I was particularly interested in the connections Stebbins makes between leisure and quality of life. He identifies a number of different “routes” to a positive (desirable, meaningful) life, and sees each of these routes as linked to leisure. It turns out that my leisure activities in retirement are helping me to follow all four of these paths to a positive life:
- Stebbins’s first route to a positive life involves striking a favorable balance among work activities, leisure activities, and non-work obligations. I found it very difficult to achieve this balance when I was working; although many of my work activities were desired and fulfilling (and thus would be counted as leisure by Stebbins), the number of hours I had to spend on work activities didn’t leave enough time for everything else. This lack of balance was one of my major motivations for retirement. Now that I no longer have work obligations, the positive balance I am looking for is among serious leisure, casual leisure and non-work obligations.

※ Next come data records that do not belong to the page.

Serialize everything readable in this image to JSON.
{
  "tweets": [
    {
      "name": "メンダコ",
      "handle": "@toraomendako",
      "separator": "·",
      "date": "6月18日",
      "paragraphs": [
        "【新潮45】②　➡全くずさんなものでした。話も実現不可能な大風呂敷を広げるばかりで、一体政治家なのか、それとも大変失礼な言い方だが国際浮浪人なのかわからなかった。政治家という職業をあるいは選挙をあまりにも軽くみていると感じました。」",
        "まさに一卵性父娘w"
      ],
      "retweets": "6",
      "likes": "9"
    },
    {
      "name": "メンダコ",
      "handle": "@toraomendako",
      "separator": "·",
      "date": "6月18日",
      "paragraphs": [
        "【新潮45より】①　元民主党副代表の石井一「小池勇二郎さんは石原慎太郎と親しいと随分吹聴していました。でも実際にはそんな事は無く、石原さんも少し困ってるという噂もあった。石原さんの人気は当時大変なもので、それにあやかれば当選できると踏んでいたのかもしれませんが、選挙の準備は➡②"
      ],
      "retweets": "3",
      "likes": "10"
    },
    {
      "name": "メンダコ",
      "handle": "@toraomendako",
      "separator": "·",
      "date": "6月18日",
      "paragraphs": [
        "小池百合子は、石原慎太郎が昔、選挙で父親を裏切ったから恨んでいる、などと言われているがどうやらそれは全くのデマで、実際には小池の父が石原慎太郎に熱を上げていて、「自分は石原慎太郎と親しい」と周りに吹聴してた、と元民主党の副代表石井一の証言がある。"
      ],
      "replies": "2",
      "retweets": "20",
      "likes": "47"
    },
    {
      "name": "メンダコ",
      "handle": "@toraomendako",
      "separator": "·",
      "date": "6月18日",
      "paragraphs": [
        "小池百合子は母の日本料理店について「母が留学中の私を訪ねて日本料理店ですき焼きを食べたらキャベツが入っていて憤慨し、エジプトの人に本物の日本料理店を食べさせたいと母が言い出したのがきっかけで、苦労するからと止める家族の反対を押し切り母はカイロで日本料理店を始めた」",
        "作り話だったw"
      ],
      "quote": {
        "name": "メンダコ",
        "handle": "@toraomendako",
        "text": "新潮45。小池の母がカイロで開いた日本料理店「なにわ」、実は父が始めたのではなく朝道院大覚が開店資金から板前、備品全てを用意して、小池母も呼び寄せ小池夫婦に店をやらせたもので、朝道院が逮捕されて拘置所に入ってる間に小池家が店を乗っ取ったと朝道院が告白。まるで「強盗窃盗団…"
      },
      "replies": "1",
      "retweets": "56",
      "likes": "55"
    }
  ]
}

- Finding a sense of continuous, positive self-development and self-fulfillment is Stebbins’s second route to a positive life. In other words, a meaningful life is one in which we have a sense of ourselves as developing, growing human beings. I was lucky to have a profession that provided me with that continuous sense of self-development and self-fulfillment. The trick in retirement is to replace work with serious leisure activities that build on and continue my professional development. This is why I enjoyed teaching at the Senior College so much. It connected to my career as a college professor, drew on the skills I had developed during that career, and provided opportunities to grow as a teacher.
- Stebbins’s third route to a positive life is through warm, attractive interpersonal relationships. Having time to devote to such relationships is an important part of my experience of retirement. Because I live alone, developing and maintaining interpersonal relationships requires an extra level of intentionality. Although I still struggle a bit with my hermit tendencies, I have made a point of scheduling activities with friends (my monthly lunches with a group of retiree friends, my weekly dinners with my neighbor) and have also been making new friends through leisure activities.
- Stebbins fourth route to a positive life is being favorably involved in a community. One way retirees do this is through volunteer activities. My first attempts to get involved in volunteer activities that would connect me to my local community failed (see Kissing Volunteer Frogs). In my second year of retirement, I’m focusing less on geographic community and more on finding communities of people with whom I share interests. The Senior College provides one such community. The choral singing group that I joined last month is another. Today, I began training to become a Master Gardener Volunteer, which will connect me to another community of like-minded souls and provide a route for making contributions to my local community doing something I love.
Thinking about how my leisure activities in retirement connect to all four of these routes to a positive life has helped me to understand why I have not wanted to replace work with one all-consuming interest or activity (see Not One Thing). For me, retirement provides an opportunity to create a rich, meaningful life through multiple routes and a variety of leisure activities.